### EXERCISE
Repeat every entry exactly as it stands. Omit the images.

### RECORDS PROVIDED
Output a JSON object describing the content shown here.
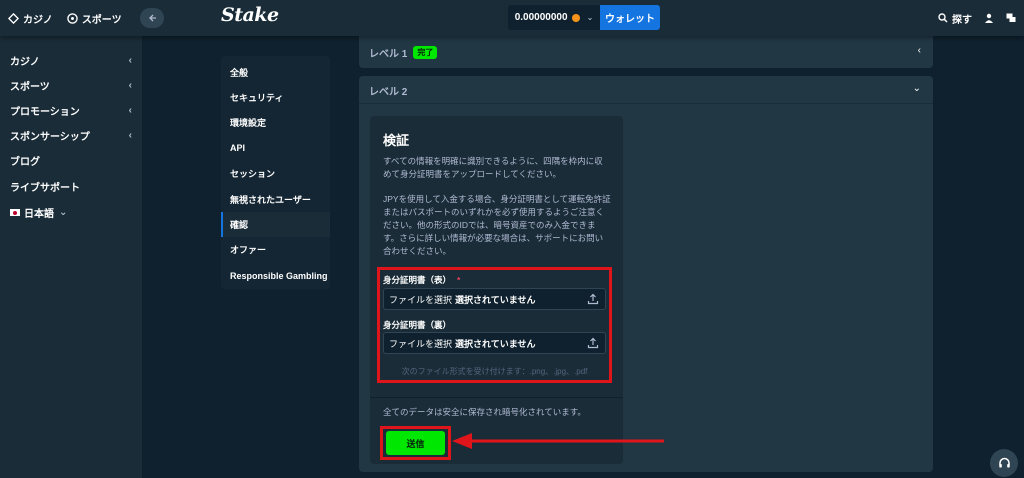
{
  "topbar": {
    "casino": "カジノ",
    "sports": "スポーツ",
    "logo": "Stake",
    "balance": "0.00000000",
    "wallet": "ウォレット",
    "search": "探す"
  },
  "sidebar": {
    "items": [
      {
        "label": "カジノ",
        "chevron": "‹"
      },
      {
        "label": "スポーツ",
        "chevron": "‹"
      },
      {
        "label": "プロモーション",
        "chevron": "‹"
      },
      {
        "label": "スポンサーシップ",
        "chevron": "‹"
      },
      {
        "label": "ブログ"
      },
      {
        "label": "ライブサポート"
      },
      {
        "label": "日本語",
        "chevron": "⌄"
      }
    ]
  },
  "settings_nav": [
    "全般",
    "セキュリティ",
    "環境設定",
    "API",
    "セッション",
    "無視されたユーザー",
    "確認",
    "オファー",
    "Responsible Gambling"
  ],
  "level1": {
    "title": "レベル 1",
    "badge": "完了"
  },
  "level2": {
    "title": "レベル 2"
  },
  "verification": {
    "title": "検証",
    "para1": "すべての情報を明確に識別できるように、四隅を枠内に収めて身分証明書をアップロードしてください。",
    "para2": "JPYを使用して入金する場合、身分証明書として運転免許証またはパスポートのいずれかを必ず使用するようご注意ください。他の形式のIDでは、暗号資産でのみ入金できます。さらに詳しい情報が必要な場合は、サポートにお問い合わせください。",
    "front_label": "身分証明書（表）",
    "required": "*",
    "back_label": "身分証明書（裏）",
    "choose_file": "ファイルを選択",
    "no_file": "選択されていません",
    "accepted": "次のファイル形式を受け付けます：.png、.jpg、.pdf",
    "secure_note": "全てのデータは安全に保存され暗号化されています。",
    "submit": "送信"
  },
  "colors": {
    "bg": "#0f212e",
    "panel": "#213743",
    "accent_blue": "#1475e1",
    "accent_green": "#00e701",
    "highlight_red": "#e0141b"
  }
}
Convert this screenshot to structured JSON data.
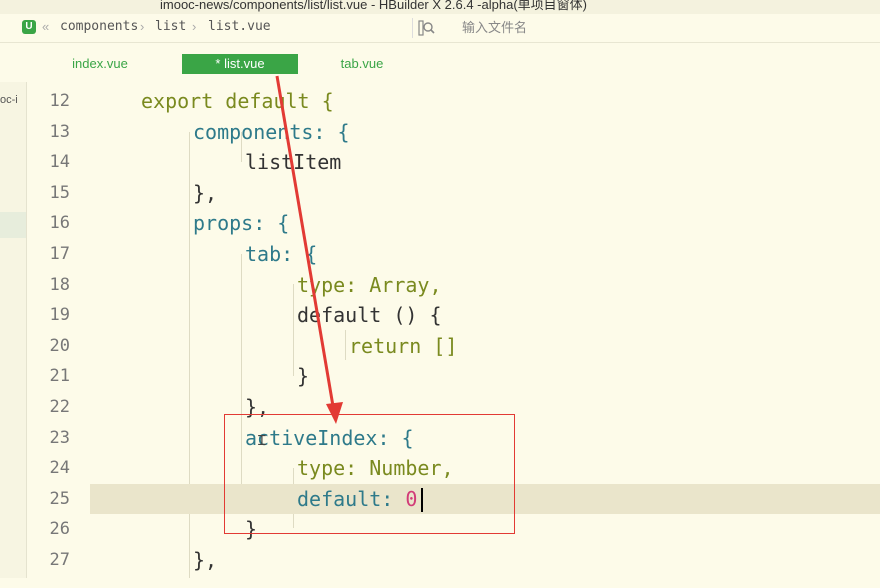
{
  "window": {
    "title": "imooc-news/components/list/list.vue - HBuilder X 2.6.4 -alpha(单项目窗体)"
  },
  "breadcrumb": {
    "root": "components",
    "folder": "list",
    "file": "list.vue"
  },
  "search": {
    "placeholder": "输入文件名"
  },
  "tabs": [
    {
      "label": "index.vue",
      "active": false
    },
    {
      "label": "* list.vue",
      "active": true
    },
    {
      "label": "tab.vue",
      "active": false
    }
  ],
  "sidebar": {
    "project_label": "oc-i"
  },
  "editor": {
    "lines": [
      {
        "num": "12",
        "code": "export default {"
      },
      {
        "num": "13",
        "code": "components: {"
      },
      {
        "num": "14",
        "code": "listItem"
      },
      {
        "num": "15",
        "code": "},"
      },
      {
        "num": "16",
        "code": "props: {"
      },
      {
        "num": "17",
        "code": "tab: {"
      },
      {
        "num": "18",
        "code": "type: Array,"
      },
      {
        "num": "19",
        "code": "default () {"
      },
      {
        "num": "20",
        "code": "return []"
      },
      {
        "num": "21",
        "code": "}"
      },
      {
        "num": "22",
        "code": "},"
      },
      {
        "num": "23",
        "code": "activeIndex: {"
      },
      {
        "num": "24",
        "code": "type: Number,"
      },
      {
        "num": "25",
        "code": "default: 0"
      },
      {
        "num": "26",
        "code": "}"
      },
      {
        "num": "27",
        "code": "},"
      }
    ],
    "current_line": "25"
  },
  "colors": {
    "accent": "#3aa546",
    "keyword": "#7a8a1f",
    "property": "#2e7a8a",
    "number": "#d23c78",
    "annotation": "#e23a34",
    "background": "#fdfbe9"
  }
}
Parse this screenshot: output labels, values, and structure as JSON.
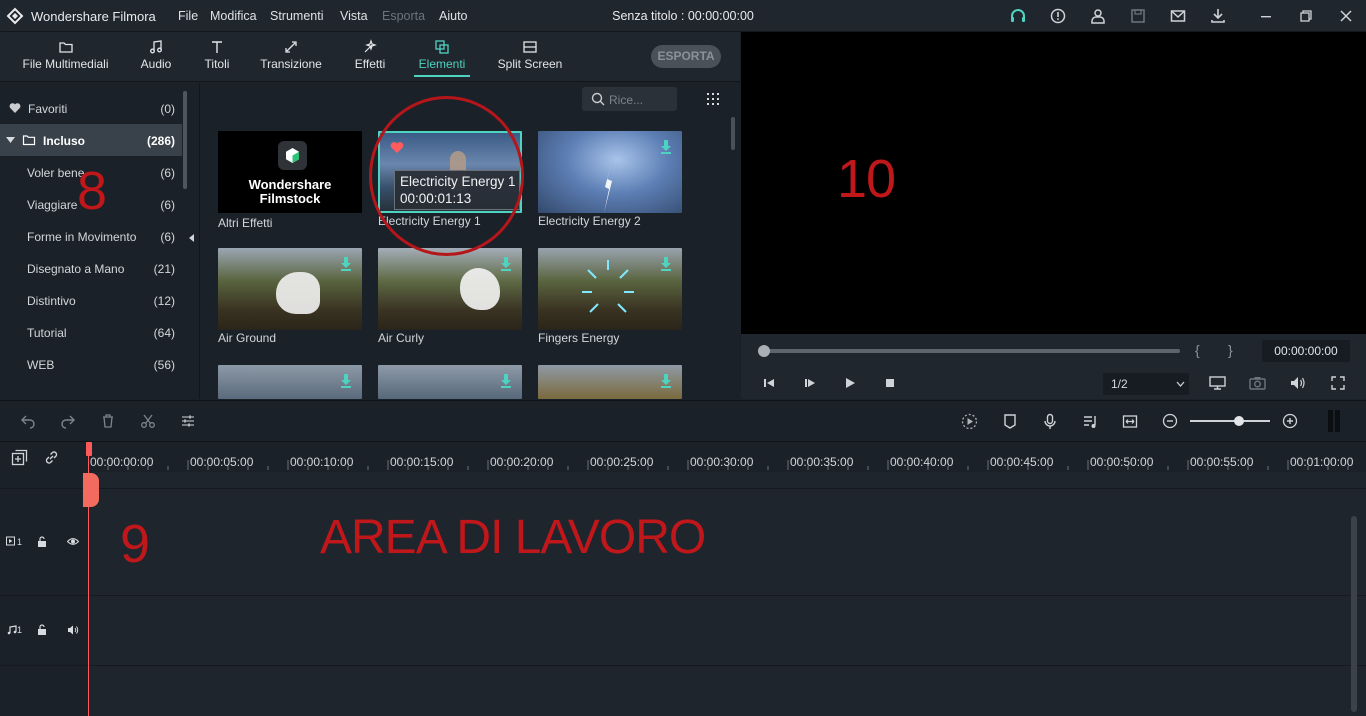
{
  "app": {
    "name": "Wondershare Filmora",
    "window_title": "Senza titolo : 00:00:00:00",
    "menu": [
      "File",
      "Modifica",
      "Strumenti",
      "Vista",
      "Esporta",
      "Aiuto"
    ],
    "titlebar_icons": [
      "headset-icon",
      "info-icon",
      "account-icon",
      "save-icon",
      "mail-icon",
      "download-icon",
      "minimize-icon",
      "restore-icon",
      "close-icon"
    ]
  },
  "toolbar": {
    "tabs": [
      "File Multimediali",
      "Audio",
      "Titoli",
      "Transizione",
      "Effetti",
      "Elementi",
      "Split Screen"
    ],
    "active_tab": "Elementi",
    "export_label": "ESPORTA"
  },
  "sidebar": {
    "items": [
      {
        "label": "Favoriti",
        "count": "(0)"
      },
      {
        "label": "Incluso",
        "count": "(286)"
      },
      {
        "label": "Voler bene",
        "count": "(6)"
      },
      {
        "label": "Viaggiare",
        "count": "(6)"
      },
      {
        "label": "Forme in Movimento",
        "count": "(6)"
      },
      {
        "label": "Disegnato a Mano",
        "count": "(21)"
      },
      {
        "label": "Distintivo",
        "count": "(12)"
      },
      {
        "label": "Tutorial",
        "count": "(64)"
      },
      {
        "label": "WEB",
        "count": "(56)"
      }
    ],
    "selected": "Incluso"
  },
  "library": {
    "search_placeholder": "Rice...",
    "filmstock_line1": "Wondershare",
    "filmstock_line2": "Filmstock",
    "items": [
      "Altri Effetti",
      "Electricity Energy 1",
      "Electricity Energy 2",
      "Air Ground",
      "Air Curly",
      "Fingers Energy"
    ],
    "tooltip": {
      "title": "Electricity Energy 1",
      "duration": "00:00:01:13"
    }
  },
  "preview": {
    "timecode": "00:00:00:00",
    "ratio": "1/2",
    "brace_open": "{",
    "brace_close": "}"
  },
  "timeline": {
    "ruler": [
      "00:00:00:00",
      "00:00:05:00",
      "00:00:10:00",
      "00:00:15:00",
      "00:00:20:00",
      "00:00:25:00",
      "00:00:30:00",
      "00:00:35:00",
      "00:00:40:00",
      "00:00:45:00",
      "00:00:50:00",
      "00:00:55:00",
      "00:01:00:00"
    ],
    "video_track": "1",
    "audio_track": "1"
  },
  "annotations": {
    "n8": "8",
    "n9": "9",
    "n10": "10",
    "work_area": "AREA DI LAVORO"
  },
  "colors": {
    "accent": "#4fd3c1",
    "annotation": "#c0171b",
    "playhead": "#ff5a5a"
  }
}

### SOLUTION TO THE PROBLEM
Output a JSON object describing the content shown here.
{
  "topbar": {
    "casino": "カジノ",
    "sports": "スポーツ",
    "logo": "Stake",
    "balance": "0.00000000",
    "wallet": "ウォレット",
    "search": "探す"
  },
  "sidebar": {
    "items": [
      {
        "label": "カジノ",
        "chevron": "‹"
      },
      {
        "label": "スポーツ",
        "chevron": "‹"
      },
      {
        "label": "プロモーション",
        "chevron": "‹"
      },
      {
        "label": "スポンサーシップ",
        "chevron": "‹"
      },
      {
        "label": "ブログ"
      },
      {
        "label": "ライブサポート"
      },
      {
        "label": "日本語",
        "chevron": "⌄"
      }
    ]
  },
  "settings_nav": [
    "全般",
    "セキュリティ",
    "環境設定",
    "API",
    "セッション",
    "無視されたユーザー",
    "確認",
    "オファー",
    "Responsible Gambling"
  ],
  "level1": {
    "title": "レベル 1",
    "badge": "完了"
  },
  "level2": {
    "title": "レベル 2"
  },
  "verification": {
    "title": "検証",
    "para1": "すべての情報を明確に識別できるように、四隅を枠内に収めて身分証明書をアップロードしてください。",
    "para2": "JPYを使用して入金する場合、身分証明書として運転免許証またはパスポートのいずれかを必ず使用するようご注意ください。他の形式のIDでは、暗号資産でのみ入金できます。さらに詳しい情報が必要な場合は、サポートにお問い合わせください。",
    "front_label": "身分証明書（表）",
    "required": "*",
    "back_label": "身分証明書（裏）",
    "choose_file": "ファイルを選択",
    "no_file": "選択されていません",
    "accepted": "次のファイル形式を受け付けます：.png、.jpg、.pdf",
    "secure_note": "全てのデータは安全に保存され暗号化されています。",
    "submit": "送信"
  },
  "colors": {
    "bg": "#0f212e",
    "panel": "#213743",
    "accent_blue": "#1475e1",
    "accent_green": "#00e701",
    "highlight_red": "#e0141b"
  }
}
Convert this screenshot to structured JSON data.
{
  "window": {
    "title": "imooc-news/components/list/list.vue - HBuilder X 2.6.4 -alpha(单项目窗体)"
  },
  "breadcrumb": {
    "root": "components",
    "folder": "list",
    "file": "list.vue"
  },
  "search": {
    "placeholder": "输入文件名"
  },
  "tabs": [
    {
      "label": "index.vue",
      "active": false
    },
    {
      "label": "* list.vue",
      "active": true
    },
    {
      "label": "tab.vue",
      "active": false
    }
  ],
  "sidebar": {
    "project_label": "oc-i"
  },
  "editor": {
    "lines": [
      {
        "num": "12",
        "code": "export default {"
      },
      {
        "num": "13",
        "code": "components: {"
      },
      {
        "num": "14",
        "code": "listItem"
      },
      {
        "num": "15",
        "code": "},"
      },
      {
        "num": "16",
        "code": "props: {"
      },
      {
        "num": "17",
        "code": "tab: {"
      },
      {
        "num": "18",
        "code": "type: Array,"
      },
      {
        "num": "19",
        "code": "default () {"
      },
      {
        "num": "20",
        "code": "return []"
      },
      {
        "num": "21",
        "code": "}"
      },
      {
        "num": "22",
        "code": "},"
      },
      {
        "num": "23",
        "code": "activeIndex: {"
      },
      {
        "num": "24",
        "code": "type: Number,"
      },
      {
        "num": "25",
        "code": "default: 0"
      },
      {
        "num": "26",
        "code": "}"
      },
      {
        "num": "27",
        "code": "},"
      }
    ],
    "current_line": "25"
  },
  "colors": {
    "accent": "#3aa546",
    "keyword": "#7a8a1f",
    "property": "#2e7a8a",
    "number": "#d23c78",
    "annotation": "#e23a34",
    "background": "#fdfbe9"
  }
}
Parse this screenshot: output labels, values, and structure as JSON.
{
  "app": {
    "name": "Wondershare Filmora",
    "window_title": "Senza titolo : 00:00:00:00",
    "menu": [
      "File",
      "Modifica",
      "Strumenti",
      "Vista",
      "Esporta",
      "Aiuto"
    ],
    "titlebar_icons": [
      "headset-icon",
      "info-icon",
      "account-icon",
      "save-icon",
      "mail-icon",
      "download-icon",
      "minimize-icon",
      "restore-icon",
      "close-icon"
    ]
  },
  "toolbar": {
    "tabs": [
      "File Multimediali",
      "Audio",
      "Titoli",
      "Transizione",
      "Effetti",
      "Elementi",
      "Split Screen"
    ],
    "active_tab": "Elementi",
    "export_label": "ESPORTA"
  },
  "sidebar": {
    "items": [
      {
        "label": "Favoriti",
        "count": "(0)"
      },
      {
        "label": "Incluso",
        "count": "(286)"
      },
      {
        "label": "Voler bene",
        "count": "(6)"
      },
      {
        "label": "Viaggiare",
        "count": "(6)"
      },
      {
        "label": "Forme in Movimento",
        "count": "(6)"
      },
      {
        "label": "Disegnato a Mano",
        "count": "(21)"
      },
      {
        "label": "Distintivo",
        "count": "(12)"
      },
      {
        "label": "Tutorial",
        "count": "(64)"
      },
      {
        "label": "WEB",
        "count": "(56)"
      }
    ],
    "selected": "Incluso"
  },
  "library": {
    "search_placeholder": "Rice...",
    "filmstock_line1": "Wondershare",
    "filmstock_line2": "Filmstock",
    "items": [
      "Altri Effetti",
      "Electricity Energy 1",
      "Electricity Energy 2",
      "Air Ground",
      "Air Curly",
      "Fingers Energy"
    ],
    "tooltip": {
      "title": "Electricity Energy 1",
      "duration": "00:00:01:13"
    }
  },
  "preview": {
    "timecode": "00:00:00:00",
    "ratio": "1/2",
    "brace_open": "{",
    "brace_close": "}"
  },
  "timeline": {
    "ruler": [
      "00:00:00:00",
      "00:00:05:00",
      "00:00:10:00",
      "00:00:15:00",
      "00:00:20:00",
      "00:00:25:00",
      "00:00:30:00",
      "00:00:35:00",
      "00:00:40:00",
      "00:00:45:00",
      "00:00:50:00",
      "00:00:55:00",
      "00:01:00:00"
    ],
    "video_track": "1",
    "audio_track": "1"
  },
  "annotations": {
    "n8": "8",
    "n9": "9",
    "n10": "10",
    "work_area": "AREA DI LAVORO"
  },
  "colors": {
    "accent": "#4fd3c1",
    "annotation": "#c0171b",
    "playhead": "#ff5a5a"
  }
}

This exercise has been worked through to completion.